- **Requirement**
Each entry shown below is to be reproduced exactly.

#####

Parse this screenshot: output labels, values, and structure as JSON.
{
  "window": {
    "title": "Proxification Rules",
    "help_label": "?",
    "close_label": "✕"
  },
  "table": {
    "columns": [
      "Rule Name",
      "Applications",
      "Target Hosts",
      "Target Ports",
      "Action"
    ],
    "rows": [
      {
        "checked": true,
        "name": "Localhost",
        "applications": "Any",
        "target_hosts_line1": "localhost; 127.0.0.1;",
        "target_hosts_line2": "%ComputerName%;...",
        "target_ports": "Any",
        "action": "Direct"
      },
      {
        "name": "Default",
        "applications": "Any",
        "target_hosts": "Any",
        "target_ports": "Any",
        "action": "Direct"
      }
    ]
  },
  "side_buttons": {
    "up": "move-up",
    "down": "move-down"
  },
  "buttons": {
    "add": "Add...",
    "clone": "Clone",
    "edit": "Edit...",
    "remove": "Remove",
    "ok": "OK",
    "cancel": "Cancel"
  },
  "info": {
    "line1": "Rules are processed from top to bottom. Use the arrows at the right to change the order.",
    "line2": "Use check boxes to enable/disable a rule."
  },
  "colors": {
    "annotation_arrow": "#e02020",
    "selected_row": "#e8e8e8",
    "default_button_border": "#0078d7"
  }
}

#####

- **Final answer**
Parse this screenshot: output labels, values, and structure as JSON.
{
  "window": {
    "title": "Proxification Rules",
    "help_label": "?",
    "close_label": "✕"
  },
  "table": {
    "columns": [
      "Rule Name",
      "Applications",
      "Target Hosts",
      "Target Ports",
      "Action"
    ],
    "rows": [
      {
        "checked": true,
        "name": "Localhost",
        "applications": "Any",
        "target_hosts_line1": "localhost; 127.0.0.1;",
        "target_hosts_line2": "%ComputerName%;...",
        "target_ports": "Any",
        "action": "Direct"
      },
      {
        "name": "Default",
        "applications": "Any",
        "target_hosts": "Any",
        "target_ports": "Any",
        "action": "Direct"
      }
    ]
  },
  "side_buttons": {
    "up": "move-up",
    "down": "move-down"
  },
  "buttons": {
    "add": "Add...",
    "clone": "Clone",
    "edit": "Edit...",
    "remove": "Remove",
    "ok": "OK",
    "cancel": "Cancel"
  },
  "info": {
    "line1": "Rules are processed from top to bottom. Use the arrows at the right to change the order.",
    "line2": "Use check boxes to enable/disable a rule."
  },
  "colors": {
    "annotation_arrow": "#e02020",
    "selected_row": "#e8e8e8",
    "default_button_border": "#0078d7"
  }
}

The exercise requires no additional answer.